Straight talk about what it means to be African American men.
"Let’s have a conversation. Let’s talk man-to-man and brother-to-brother. Let’s talk about how we grow into adults and what manhood means. Let’s talk brother-to-brother and man-to-man about how we relate to one another as we grow into adults. Let’s talk about what defines our maleness and our manhood. Let’s talk brother-to-brother as African American men. Let’s talk openly and honestly about what it means to be black men and American. We can no longer assume that we all know what it means to be African American men. This is a conversation that is long overdue. Let’s talk together and listen to one another. This is our time to talk instead of being talked about. It is time for us to shed the unhealthy images and opinions that we have accepted as the standards of what it means to be Black men. The benefits of our talk will transform our souls as well as benefit all the girls and women in our lives." from the book
"Lee H. Butler, Jr., has convened an impressive group of Black Pastoral Care scholars to address crucial questions and dynamics of Black Father-Black Son/Child relationships. They speak from their own social locations, from their own ideological and theological stances, and with their own voices. This is a major contribution to gender studies and racial hermeneutics, and a model for collaboration within a discipline. Most exciting is the ways that Butler uses his theoretical propositions for the reading of biblical texts. In this way he pushes the reader to go beyond dogmatic readings to explore the pastoral care dimensions of the narratives, which opens them up to new levels of meaning.”
--Randall C. Bailey, Andrew W. Mellon Professor of Hebrew Bible, Interdenominational Theological Center, Atlanta, Georgia
In a refreshing, conversational tone, Lee Butler admonishes African American men and the Black church to break with a past that is destroying them. The book is grounded in keen theological and social psychological argument punctuated by biblical character studies and pastoral guidance. Truly a twenty-first century guide book for healing African American men!
--Marcia Y. Riggs, J. Erskine Love Professor of Christian Ethics, Columbia Theological Seminary, Decatur, Georgia
In Listen, My Son: Wisdom for African American Fathers, Lee H. Butler Jr. introduces an invaluable tool that provides help and encouragement to African American men to engage in serious and candid conversation with other African American men about personal experiences of joy, sadness, failure and parenting ambivalence.
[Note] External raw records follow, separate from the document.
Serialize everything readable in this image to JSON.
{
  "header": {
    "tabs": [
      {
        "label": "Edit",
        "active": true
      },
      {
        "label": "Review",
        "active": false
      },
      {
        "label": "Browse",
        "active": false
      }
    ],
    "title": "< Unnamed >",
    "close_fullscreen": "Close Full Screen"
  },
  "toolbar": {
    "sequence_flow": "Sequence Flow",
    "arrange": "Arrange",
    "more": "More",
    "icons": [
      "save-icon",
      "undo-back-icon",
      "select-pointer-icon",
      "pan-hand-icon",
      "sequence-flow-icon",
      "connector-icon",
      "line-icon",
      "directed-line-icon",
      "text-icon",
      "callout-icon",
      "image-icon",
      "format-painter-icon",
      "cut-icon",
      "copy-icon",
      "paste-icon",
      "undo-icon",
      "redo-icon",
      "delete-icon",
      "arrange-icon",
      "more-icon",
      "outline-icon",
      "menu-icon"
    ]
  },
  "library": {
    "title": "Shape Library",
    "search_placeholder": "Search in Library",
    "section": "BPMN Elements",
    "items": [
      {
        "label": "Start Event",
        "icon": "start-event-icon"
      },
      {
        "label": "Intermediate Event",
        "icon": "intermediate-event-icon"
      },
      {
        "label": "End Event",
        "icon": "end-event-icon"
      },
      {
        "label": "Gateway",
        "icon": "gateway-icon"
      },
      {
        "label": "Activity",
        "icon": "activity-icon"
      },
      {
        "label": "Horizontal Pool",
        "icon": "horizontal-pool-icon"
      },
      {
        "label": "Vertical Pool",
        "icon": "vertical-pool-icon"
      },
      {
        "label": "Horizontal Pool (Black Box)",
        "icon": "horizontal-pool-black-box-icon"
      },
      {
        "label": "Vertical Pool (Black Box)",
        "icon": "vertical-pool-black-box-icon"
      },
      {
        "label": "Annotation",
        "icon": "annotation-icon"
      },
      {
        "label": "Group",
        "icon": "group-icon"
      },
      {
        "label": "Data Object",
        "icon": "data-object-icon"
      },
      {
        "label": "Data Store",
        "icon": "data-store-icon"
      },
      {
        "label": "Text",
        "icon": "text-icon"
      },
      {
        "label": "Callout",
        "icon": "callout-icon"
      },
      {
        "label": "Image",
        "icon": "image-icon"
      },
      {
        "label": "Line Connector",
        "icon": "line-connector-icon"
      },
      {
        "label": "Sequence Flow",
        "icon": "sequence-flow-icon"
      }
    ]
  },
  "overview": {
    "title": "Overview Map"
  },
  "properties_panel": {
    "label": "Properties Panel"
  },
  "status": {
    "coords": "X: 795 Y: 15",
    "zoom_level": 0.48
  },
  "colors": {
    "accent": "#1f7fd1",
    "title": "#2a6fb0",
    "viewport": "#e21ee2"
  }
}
Moreover, it provides support to African American fathers to share the thrill of challenging their sons and surrogate sons of the Black community to grow up safe, competent, and Christian. I recommend it without reservation. -- Fred A. Allen, National Director, Strengthening The Black Church For the 21st Century